The Power of a Statistical Hypothesis Test
The power of a statistical test is the chance that it will come out statistically significant when it should — that is, when the alternative hypothesis is really true. Power is a probability and is very often expressed as a percentage. Beta is the chance of getting a nonsignificant result when the alternative hypothesis is true, so you see that power and beta are related mathematically: Power = 1 – beta.
The power of any statistical test depends on several factors:
The alpha level you've established for the test — that is, the chance you're willing to accept of making a Type I error
The actual magnitude of the effect in the population, relative to the amount of noise in the data
The size of your sample
Power, sample size, effect size relative to noise, and alpha level can't all be varied independently; they're interrelated — connected and constrained by a mathematical relationship involving the four quantities.

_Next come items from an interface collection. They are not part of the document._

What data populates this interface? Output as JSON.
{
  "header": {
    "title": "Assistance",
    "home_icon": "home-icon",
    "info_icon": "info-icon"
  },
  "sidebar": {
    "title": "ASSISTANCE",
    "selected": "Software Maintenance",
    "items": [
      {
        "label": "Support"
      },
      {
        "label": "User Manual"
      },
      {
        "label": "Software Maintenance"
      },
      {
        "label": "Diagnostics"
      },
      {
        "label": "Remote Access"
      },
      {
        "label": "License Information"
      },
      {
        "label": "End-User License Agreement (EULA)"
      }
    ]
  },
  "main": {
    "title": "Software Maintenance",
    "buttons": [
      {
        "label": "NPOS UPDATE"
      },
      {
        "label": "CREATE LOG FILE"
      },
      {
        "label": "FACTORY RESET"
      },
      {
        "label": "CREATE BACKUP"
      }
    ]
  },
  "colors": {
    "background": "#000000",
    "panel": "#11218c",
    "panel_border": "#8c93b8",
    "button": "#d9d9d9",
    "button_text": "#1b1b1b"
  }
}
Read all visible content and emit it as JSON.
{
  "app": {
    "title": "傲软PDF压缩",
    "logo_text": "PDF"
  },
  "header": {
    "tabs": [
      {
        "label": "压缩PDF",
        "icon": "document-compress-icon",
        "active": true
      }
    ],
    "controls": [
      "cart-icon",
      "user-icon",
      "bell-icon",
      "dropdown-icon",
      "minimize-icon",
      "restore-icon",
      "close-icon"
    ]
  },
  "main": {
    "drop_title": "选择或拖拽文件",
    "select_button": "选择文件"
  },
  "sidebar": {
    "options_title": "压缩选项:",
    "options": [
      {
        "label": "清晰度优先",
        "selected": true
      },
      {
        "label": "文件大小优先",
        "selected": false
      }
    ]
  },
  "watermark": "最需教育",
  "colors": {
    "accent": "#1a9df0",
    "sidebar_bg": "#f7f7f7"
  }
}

This relationship is often very complicated, and sometimes it can't be written down explicitly as a formula, but it does exist. For any particular type of test, you can (at least in theory) determine any one of the four quantities if you know the other three. So there are four different ways to do power calculations, with each way calculating one of the four quantities from arbitrarily specified values of the other three.
Power, sample size, and effect size relationships
The alpha level of a statistical test is usually set to 0.05, unless there are special considerations. After you specify the value of alpha, you can display the relationship between the other three variables (power, sample size, and effect size) in several ways:
Power versus sample size, for various effect sizes: For all statistical tests, power always increases as the sample size increases, if other things (such as alpha level and effect size) are held constant. "Eff" is the effect size — the between-group difference divided by the within-group standard deviation.
Very small samples very seldom produce significant results unless the effect size is very large. Conversely, extremely large samples (many thousands of subjects) are almost always significant unless the effect size is near zero. In epidemiological studies, which often involve hundreds of thousands of subjects, statistical tests tend to produce extremely small (and therefore extremely significant) p values, even when the effect size is so small that it's of no practical importance.
Power versus effect size, for various sample sizes: For all statistical tests, power always increases as the effect size increases, if other things (such as alpha level and sample size) are held constant. "N" is the number of subjects in each group.
For very large effect sizes, the power approaches 100 percent. For very small effect sizes, you might think the power of the test would approach zero, but you can see from the figure that it doesn't go down all the way to zero; it actually approaches the alpha level of the test.
(Keep in mind that the alpha level of the test is the probability of the test producing a significant result when no effect is truly present.)
Sample size versus effect size, for various values of power: For all statistical tests, sample size and effect size are inversely related, if other things (such as alpha level and power) are held constant. Small effects can be detected only with large samples; large effects can often be detected with small samples.
This inverse relationship between sample size and effect size takes on a very simple mathematical form (at least to a good approximation): The required sample size is inversely proportional to the square of the effect size that can be detected.
Or, equivalently, the detectable effect size is inversely proportional to the square root of the sample size. So, quadrupling your sample size allows you to detect effect sizes only one-half as large.
How to do power calculations
Power calculations are a crucial part of the design of any research project. You don't want your study to be underpowered (with a high risk of missing real effects) or overpowered (larger, costlier, and more time-consuming than necessary). You need to provide a power/sample-size analysis for any research proposal you submit for funding or any protocol you submit to a review board for approval.
You can perform power calculations in several ways:
Computer software: The larger statistics packages (such as SPSS, SAS, and R) provide a wide range of power calculations. There are also programs specially designed for this purpose (nQuery, StatExact, Power and Precision, PS-Power & Sample Size, and Gpower, for instance).
Web pages: Many of the more common power calculations can be performed online using web-based calculators. A large collection of these can be found at StatPages.net.
Hand-held devices: Apps for the more common power calculations are available for most tablets and smartphones.
Printed charts and tables: You can find charts and tables in textbooks. These are ideal for quick and dirty calculations.
Rules of thumb: Some approximate sample-size calculations are simple enough to do on a scrap of paper or even in your head!